EXERCISE PROMPT ▸ Copy every line of the data that includes the string "تاریخ".

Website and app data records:

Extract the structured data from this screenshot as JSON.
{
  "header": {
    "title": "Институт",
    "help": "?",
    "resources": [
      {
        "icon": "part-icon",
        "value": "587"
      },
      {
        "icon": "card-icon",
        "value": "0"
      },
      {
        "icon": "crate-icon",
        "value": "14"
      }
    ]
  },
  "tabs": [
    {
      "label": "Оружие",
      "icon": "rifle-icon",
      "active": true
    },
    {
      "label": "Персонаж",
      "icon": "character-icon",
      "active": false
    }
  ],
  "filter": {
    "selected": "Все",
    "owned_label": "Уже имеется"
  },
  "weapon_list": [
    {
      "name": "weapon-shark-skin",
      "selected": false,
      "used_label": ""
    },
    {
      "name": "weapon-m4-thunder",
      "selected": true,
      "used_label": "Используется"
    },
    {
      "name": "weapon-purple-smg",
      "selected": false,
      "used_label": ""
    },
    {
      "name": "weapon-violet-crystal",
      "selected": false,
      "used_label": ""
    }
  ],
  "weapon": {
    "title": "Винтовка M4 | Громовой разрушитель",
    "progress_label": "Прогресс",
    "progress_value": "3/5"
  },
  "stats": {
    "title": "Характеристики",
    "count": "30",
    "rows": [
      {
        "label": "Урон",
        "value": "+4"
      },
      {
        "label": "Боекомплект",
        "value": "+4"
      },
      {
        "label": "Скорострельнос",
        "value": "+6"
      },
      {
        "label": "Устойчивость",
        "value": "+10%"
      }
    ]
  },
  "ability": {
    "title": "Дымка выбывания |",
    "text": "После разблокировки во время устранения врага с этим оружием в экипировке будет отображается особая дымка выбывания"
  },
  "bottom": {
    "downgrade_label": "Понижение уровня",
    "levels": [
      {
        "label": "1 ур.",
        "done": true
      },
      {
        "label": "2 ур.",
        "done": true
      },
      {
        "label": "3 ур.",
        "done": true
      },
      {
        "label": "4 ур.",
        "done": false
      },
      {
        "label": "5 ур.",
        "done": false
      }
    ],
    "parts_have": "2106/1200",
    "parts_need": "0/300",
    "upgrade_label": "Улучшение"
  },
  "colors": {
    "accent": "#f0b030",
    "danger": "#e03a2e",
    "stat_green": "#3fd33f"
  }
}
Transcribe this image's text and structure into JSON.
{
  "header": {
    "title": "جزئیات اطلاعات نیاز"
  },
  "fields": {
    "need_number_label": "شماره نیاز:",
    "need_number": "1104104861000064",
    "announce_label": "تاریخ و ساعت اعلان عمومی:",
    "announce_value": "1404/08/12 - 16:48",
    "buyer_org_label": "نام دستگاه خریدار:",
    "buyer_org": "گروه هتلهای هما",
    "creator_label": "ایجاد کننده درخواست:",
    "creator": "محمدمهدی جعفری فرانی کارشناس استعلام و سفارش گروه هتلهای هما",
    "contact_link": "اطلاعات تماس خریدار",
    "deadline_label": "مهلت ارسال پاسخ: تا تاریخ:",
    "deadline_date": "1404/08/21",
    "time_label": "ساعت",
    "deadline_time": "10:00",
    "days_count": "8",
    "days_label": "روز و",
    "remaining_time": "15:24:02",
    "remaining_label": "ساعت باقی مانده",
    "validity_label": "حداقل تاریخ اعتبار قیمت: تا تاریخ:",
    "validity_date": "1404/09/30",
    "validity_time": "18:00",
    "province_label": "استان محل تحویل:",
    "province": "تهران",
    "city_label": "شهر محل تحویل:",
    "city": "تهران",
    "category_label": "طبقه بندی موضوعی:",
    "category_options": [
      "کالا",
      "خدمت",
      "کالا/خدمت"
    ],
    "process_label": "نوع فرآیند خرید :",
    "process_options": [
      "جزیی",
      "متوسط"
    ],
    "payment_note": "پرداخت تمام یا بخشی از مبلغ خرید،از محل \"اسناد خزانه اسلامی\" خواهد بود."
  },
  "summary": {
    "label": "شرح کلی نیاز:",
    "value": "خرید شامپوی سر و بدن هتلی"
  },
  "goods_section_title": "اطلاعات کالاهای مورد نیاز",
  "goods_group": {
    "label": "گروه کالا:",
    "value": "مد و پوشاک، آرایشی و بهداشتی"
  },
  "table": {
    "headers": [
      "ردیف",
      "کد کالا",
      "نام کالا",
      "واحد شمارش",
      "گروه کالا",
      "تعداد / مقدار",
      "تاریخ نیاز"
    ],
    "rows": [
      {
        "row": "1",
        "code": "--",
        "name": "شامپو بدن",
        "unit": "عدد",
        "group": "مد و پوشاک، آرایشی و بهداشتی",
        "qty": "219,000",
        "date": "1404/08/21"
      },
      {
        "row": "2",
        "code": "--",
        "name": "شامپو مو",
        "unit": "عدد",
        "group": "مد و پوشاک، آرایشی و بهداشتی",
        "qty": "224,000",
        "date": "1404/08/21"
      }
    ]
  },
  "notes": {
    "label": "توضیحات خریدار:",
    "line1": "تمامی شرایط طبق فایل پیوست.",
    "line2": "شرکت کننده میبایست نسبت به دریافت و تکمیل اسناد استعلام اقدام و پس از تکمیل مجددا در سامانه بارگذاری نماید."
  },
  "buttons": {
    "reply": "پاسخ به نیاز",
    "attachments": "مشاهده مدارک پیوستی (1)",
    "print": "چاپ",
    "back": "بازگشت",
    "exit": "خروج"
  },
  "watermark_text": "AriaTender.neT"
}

SOLUTION ▸
    "announce_label": "تاریخ و ساعت اعلان عمومی:",
    "deadline_label": "مهلت ارسال پاسخ: تا تاریخ:",
    "validity_label": "حداقل تاریخ اعتبار قیمت: تا تاریخ:",
      "تاریخ نیاز"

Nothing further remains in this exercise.